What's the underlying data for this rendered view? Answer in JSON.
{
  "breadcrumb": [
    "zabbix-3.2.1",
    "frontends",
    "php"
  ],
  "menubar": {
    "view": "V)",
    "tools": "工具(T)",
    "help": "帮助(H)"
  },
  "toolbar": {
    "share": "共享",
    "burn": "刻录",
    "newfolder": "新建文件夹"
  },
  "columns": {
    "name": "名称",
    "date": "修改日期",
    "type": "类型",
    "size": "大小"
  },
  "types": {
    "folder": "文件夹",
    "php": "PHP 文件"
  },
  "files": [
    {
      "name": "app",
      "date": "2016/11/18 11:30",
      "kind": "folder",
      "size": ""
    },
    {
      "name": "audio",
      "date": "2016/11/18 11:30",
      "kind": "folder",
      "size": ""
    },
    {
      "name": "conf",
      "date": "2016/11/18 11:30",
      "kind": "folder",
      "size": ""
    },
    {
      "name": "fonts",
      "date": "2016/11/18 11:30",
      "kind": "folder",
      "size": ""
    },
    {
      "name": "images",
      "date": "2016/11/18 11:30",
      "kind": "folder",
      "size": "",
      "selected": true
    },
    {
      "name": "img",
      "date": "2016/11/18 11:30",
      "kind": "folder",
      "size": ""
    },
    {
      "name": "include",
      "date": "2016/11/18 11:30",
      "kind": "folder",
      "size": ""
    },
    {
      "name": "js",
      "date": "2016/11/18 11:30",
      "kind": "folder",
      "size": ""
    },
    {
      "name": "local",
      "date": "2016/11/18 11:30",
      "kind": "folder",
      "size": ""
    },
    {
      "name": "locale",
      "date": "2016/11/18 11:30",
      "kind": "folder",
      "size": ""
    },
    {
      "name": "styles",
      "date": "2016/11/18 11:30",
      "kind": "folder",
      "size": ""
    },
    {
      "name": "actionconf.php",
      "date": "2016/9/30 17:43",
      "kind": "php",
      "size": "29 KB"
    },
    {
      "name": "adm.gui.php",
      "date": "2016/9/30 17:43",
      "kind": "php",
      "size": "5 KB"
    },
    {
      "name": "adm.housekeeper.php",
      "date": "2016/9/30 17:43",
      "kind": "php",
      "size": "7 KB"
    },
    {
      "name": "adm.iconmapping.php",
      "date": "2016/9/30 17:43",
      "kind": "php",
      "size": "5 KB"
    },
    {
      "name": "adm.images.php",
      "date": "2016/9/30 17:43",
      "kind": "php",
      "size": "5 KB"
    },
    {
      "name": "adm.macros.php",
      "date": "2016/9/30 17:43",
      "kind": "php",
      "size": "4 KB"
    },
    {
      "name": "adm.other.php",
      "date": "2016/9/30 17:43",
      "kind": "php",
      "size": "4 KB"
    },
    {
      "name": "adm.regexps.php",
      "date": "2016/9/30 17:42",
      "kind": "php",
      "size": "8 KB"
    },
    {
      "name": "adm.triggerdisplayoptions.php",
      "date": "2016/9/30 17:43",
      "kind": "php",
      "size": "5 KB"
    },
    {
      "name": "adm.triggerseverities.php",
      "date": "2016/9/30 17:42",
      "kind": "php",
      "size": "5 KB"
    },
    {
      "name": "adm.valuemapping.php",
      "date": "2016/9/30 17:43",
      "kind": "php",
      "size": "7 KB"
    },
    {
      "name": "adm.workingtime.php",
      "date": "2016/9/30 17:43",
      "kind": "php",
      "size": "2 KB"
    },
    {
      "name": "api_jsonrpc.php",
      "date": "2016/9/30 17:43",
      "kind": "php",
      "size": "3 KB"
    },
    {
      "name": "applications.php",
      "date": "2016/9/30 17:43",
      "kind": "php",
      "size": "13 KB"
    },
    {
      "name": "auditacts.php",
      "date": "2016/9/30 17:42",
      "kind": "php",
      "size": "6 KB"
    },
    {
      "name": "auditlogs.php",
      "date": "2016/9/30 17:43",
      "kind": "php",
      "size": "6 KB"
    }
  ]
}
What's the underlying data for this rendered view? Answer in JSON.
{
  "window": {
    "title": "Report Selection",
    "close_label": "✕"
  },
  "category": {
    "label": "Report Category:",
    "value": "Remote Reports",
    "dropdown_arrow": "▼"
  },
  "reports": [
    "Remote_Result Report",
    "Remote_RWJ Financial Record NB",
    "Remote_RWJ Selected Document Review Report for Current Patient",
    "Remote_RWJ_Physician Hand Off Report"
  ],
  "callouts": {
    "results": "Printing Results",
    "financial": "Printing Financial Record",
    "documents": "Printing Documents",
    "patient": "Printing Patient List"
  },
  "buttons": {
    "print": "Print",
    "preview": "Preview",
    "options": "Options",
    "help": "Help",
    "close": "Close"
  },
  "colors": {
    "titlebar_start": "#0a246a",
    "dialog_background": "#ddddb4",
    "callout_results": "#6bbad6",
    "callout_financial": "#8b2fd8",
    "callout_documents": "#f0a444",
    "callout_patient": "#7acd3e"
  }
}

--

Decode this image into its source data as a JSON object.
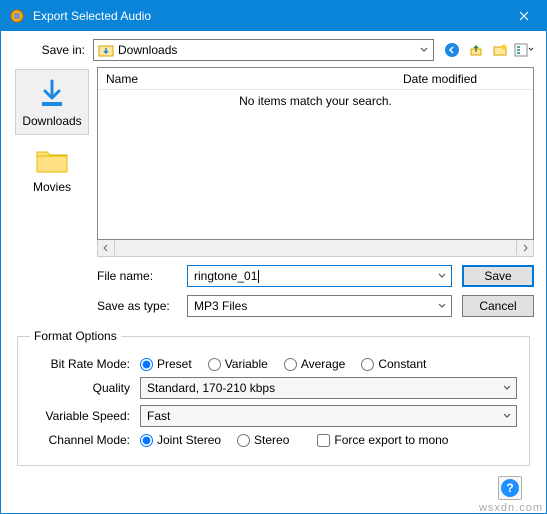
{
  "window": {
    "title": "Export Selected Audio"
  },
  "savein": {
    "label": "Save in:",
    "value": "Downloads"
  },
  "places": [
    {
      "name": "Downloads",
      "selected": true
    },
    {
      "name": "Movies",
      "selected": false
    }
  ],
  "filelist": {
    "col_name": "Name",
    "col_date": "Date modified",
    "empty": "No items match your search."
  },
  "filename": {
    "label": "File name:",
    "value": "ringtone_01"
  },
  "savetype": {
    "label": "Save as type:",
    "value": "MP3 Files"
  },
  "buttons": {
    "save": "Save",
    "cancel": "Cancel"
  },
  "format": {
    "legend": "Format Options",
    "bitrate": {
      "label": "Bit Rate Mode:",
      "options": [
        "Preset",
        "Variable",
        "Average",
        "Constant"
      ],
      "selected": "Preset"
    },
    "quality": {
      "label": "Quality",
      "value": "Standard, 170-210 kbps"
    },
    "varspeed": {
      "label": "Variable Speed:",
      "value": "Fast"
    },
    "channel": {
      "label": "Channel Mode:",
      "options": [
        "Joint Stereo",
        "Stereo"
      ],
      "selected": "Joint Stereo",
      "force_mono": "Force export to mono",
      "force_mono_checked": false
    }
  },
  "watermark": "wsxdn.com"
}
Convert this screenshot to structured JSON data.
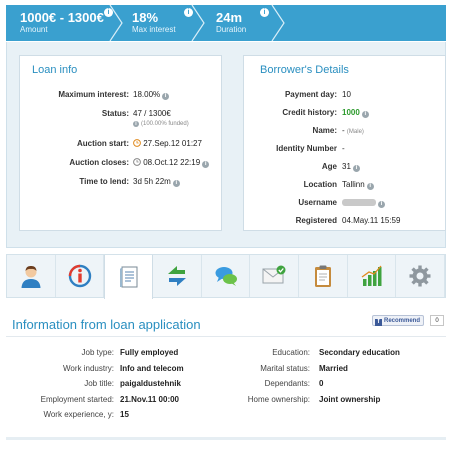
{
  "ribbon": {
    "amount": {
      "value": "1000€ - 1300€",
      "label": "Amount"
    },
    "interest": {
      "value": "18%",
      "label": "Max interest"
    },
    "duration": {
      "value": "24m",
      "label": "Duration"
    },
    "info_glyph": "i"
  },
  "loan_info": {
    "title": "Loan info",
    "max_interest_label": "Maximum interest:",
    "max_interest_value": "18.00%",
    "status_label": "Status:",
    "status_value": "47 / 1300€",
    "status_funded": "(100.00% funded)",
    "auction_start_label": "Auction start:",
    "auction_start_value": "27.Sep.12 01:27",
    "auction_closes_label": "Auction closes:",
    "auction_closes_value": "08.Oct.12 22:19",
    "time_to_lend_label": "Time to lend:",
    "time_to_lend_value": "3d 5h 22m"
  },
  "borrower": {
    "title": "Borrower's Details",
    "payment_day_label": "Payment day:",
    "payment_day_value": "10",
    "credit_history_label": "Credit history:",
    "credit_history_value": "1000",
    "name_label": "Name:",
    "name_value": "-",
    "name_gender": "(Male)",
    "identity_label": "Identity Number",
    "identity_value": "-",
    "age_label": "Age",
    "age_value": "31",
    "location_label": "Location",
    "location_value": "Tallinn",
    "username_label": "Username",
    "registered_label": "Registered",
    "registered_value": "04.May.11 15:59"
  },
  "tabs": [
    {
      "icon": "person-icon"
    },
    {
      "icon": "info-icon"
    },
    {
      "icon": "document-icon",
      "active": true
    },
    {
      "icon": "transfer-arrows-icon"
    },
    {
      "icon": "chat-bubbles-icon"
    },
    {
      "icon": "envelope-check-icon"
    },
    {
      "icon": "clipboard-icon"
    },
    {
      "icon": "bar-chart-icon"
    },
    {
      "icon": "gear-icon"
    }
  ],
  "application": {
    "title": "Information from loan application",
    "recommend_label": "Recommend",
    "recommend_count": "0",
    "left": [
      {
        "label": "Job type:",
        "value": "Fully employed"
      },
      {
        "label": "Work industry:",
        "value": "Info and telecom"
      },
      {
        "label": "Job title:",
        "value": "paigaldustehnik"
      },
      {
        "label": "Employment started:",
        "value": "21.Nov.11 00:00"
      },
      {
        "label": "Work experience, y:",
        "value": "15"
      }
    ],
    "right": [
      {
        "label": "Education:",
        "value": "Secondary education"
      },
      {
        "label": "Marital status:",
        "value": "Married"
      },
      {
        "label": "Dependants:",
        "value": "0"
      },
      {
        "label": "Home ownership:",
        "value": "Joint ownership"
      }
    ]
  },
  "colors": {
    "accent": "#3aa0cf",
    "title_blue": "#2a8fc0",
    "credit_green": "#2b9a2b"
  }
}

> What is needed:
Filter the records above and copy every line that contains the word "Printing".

> Finished task:
    "results": "Printing Results",
    "financial": "Printing Financial Record",
    "documents": "Printing Documents",
    "patient": "Printing Patient List"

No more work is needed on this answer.